was: a flight of fancy by bored nurses. If anything of such
magnitude had happened, then she would hear of it through proper
Sunday, March 1, 1992; 7:00
MUSIC SLOWLY WORKED ITS way into the sleep shrouded
mind of Adam Bridger, gently urging him awake. Adam begrudgingly
opened one eye and peered over his pillow at the red numbers on his
alarm clock. Seven o’clock and his stomach hurt. His anxiety was
always punctual. He turned off the alarm and rolled onto his back,
trying to rationalize away his nagging insecurity.
How often had he done this? Three times every week
for fifteen years. Twice on Sundays, once on Wednesday nights for
fifty weeks each year came to 150 times each year. Multiplying by
fifteen years equaled a grand total of 2,250. “Two thousand two
hundred and fifty times, and each time I fight this battle. It
should all be cut and dried by now.”
He began the morning’s routine that had been
polished over the last fifteen years. Each Sunday morning after he
showered and shaved, he would review his sermon notes over
breakfast: a bowl of cereal, a cup of coffee, and orange juice.
Then he dressed and drove to the Maple Street Community Church

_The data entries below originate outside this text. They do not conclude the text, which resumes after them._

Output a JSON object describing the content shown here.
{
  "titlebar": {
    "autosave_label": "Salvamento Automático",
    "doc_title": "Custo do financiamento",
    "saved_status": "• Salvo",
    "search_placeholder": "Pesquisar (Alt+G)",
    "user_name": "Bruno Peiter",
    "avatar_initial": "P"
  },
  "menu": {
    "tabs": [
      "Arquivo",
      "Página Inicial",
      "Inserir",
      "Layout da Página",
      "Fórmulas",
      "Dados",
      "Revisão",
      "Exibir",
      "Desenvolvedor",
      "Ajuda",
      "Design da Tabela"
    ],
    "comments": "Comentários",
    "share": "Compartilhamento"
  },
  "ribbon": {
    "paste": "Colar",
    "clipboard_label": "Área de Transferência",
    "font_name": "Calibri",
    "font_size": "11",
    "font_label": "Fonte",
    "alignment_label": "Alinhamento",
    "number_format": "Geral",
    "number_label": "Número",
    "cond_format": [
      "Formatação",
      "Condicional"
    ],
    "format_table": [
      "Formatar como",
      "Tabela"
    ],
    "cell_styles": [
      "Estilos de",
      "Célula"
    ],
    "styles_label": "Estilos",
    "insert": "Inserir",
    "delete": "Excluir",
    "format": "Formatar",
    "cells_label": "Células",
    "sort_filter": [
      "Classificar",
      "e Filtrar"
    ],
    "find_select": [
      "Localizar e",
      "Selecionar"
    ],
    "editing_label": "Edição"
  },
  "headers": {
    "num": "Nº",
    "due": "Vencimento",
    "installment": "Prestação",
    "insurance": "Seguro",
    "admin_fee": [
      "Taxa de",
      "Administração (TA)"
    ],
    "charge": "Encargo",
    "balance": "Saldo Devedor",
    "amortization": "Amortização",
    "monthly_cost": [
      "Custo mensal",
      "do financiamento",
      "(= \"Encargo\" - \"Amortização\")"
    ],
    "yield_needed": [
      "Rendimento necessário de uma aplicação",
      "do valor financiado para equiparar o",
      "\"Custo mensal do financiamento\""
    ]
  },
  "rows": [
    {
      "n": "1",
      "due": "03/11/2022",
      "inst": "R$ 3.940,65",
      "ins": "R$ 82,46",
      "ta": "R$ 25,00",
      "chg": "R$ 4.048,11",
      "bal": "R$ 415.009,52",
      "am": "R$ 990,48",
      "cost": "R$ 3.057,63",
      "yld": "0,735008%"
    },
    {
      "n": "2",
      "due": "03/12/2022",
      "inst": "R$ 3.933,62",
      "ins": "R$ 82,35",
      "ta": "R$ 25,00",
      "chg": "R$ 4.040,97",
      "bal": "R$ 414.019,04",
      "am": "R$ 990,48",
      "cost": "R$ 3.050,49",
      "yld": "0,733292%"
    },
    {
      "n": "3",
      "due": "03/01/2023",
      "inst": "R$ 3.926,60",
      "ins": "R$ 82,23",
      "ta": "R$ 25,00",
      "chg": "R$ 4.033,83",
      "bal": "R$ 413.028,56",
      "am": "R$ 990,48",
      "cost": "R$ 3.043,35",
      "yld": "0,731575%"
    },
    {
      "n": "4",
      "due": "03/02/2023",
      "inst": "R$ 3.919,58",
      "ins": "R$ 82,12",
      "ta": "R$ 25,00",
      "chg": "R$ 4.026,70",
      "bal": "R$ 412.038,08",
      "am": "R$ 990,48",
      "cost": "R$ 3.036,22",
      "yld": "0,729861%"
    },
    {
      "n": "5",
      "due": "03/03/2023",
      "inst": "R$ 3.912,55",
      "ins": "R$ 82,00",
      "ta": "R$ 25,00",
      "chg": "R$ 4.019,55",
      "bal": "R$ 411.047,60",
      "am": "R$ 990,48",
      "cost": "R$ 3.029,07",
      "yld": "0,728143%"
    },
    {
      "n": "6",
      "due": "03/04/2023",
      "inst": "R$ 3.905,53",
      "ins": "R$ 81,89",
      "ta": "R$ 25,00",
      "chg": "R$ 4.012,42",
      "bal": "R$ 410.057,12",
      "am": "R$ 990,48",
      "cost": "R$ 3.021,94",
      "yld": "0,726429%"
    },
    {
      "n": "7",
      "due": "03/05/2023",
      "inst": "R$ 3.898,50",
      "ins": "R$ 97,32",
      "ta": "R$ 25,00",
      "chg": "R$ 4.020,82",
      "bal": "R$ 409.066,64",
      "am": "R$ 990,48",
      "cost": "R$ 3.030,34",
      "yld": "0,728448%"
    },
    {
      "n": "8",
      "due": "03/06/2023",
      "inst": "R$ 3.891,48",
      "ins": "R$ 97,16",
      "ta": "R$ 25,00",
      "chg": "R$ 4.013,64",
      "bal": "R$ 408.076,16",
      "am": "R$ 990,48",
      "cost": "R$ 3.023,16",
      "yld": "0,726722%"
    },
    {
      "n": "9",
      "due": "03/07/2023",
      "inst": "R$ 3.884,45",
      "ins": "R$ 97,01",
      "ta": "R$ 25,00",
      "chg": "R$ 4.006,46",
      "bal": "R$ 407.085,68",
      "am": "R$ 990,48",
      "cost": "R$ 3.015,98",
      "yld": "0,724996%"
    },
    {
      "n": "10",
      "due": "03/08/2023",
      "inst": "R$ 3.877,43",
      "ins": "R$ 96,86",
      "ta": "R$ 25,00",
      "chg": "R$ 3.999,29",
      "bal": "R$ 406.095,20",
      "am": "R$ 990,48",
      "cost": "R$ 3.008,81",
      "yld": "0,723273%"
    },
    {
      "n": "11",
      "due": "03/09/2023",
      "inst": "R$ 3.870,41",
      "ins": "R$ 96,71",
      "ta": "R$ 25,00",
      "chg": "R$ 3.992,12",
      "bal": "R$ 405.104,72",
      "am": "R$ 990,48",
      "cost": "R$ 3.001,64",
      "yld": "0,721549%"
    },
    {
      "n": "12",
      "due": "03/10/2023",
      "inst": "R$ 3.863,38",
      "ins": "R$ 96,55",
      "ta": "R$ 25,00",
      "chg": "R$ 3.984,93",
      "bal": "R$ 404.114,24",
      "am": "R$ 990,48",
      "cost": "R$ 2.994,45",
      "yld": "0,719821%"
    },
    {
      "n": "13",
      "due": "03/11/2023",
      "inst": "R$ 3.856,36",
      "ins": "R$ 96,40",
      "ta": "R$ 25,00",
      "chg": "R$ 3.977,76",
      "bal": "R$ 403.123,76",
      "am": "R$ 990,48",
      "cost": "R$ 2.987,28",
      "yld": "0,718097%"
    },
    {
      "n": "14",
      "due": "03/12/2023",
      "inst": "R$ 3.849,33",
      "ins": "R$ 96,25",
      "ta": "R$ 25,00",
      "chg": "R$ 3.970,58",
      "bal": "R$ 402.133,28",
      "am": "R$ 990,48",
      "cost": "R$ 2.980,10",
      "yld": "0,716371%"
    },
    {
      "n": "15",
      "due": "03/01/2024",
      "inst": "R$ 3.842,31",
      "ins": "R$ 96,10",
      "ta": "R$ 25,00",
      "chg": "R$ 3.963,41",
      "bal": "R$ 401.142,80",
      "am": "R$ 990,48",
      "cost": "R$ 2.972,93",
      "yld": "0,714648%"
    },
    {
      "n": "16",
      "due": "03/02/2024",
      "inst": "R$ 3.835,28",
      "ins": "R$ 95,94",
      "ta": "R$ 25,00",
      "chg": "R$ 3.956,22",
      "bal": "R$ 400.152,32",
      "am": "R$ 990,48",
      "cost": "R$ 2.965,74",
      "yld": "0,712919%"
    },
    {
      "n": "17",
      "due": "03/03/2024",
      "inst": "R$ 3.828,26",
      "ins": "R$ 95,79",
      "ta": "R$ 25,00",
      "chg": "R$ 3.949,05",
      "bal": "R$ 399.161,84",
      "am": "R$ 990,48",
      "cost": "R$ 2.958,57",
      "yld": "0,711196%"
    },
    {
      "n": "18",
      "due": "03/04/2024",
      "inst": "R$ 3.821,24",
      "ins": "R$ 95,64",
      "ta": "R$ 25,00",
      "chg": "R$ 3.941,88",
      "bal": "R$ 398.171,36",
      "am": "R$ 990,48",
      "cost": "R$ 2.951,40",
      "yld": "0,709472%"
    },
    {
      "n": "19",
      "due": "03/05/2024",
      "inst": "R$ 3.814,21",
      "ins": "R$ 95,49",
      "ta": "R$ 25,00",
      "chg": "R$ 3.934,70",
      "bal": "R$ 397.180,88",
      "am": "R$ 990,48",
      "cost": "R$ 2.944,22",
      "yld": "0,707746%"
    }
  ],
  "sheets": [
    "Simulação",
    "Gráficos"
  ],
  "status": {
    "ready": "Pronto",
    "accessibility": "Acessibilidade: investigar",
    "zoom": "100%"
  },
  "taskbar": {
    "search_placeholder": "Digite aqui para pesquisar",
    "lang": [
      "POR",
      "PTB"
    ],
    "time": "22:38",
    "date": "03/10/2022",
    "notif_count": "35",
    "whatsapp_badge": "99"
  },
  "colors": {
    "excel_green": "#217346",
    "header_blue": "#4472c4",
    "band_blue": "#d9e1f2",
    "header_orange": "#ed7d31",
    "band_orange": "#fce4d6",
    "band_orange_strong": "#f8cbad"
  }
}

where he had served as pastor for the past nine years. In his
office he would review his notes again. By the time he stood in the
pulpit at eleven that morning, the anxiety would be gone and he
would find himself enjoying the exhilarating act of preaching.
This morning, however, Adam noticed that his stomach
hurt more than usual.
Sunday, March 1, 1992; 11:00
HE WOULD HAVE CONSIDERED it an exceptional morning
if it hadn’t been for the persistent pain in his abdomen. Earlier
he had attributed the pain to his usual Sunday anxiety, but his
anxiety was always gone by the time the worship service started.
Even Melba Watson, president of the Woman’s Missionary Fellowship
and the church’s “official” busybody, had commented that he
appeared a little pale. Perhaps he was coming down with the flu.
That had happened to him once before and to keep from becoming ill
in the pub pit he had to cut his sermon short and exit through a
side door that led to a courtyard between the sanctuary and the
Sunday School building, He dreaded the thought of having to do that
The worship service was unusually full. The church
had nearly 500 members of which about 300 attended each Sunday.
This Sunday, however, there were at least 400 people sitting in the
church’s aging pews. Adam looked over the sea of faces, noticing
the regular attendees and several people he had not seen before.
New faces always pleased ministers and Adam was no different. He
would make sure that he shook hands with them before they left.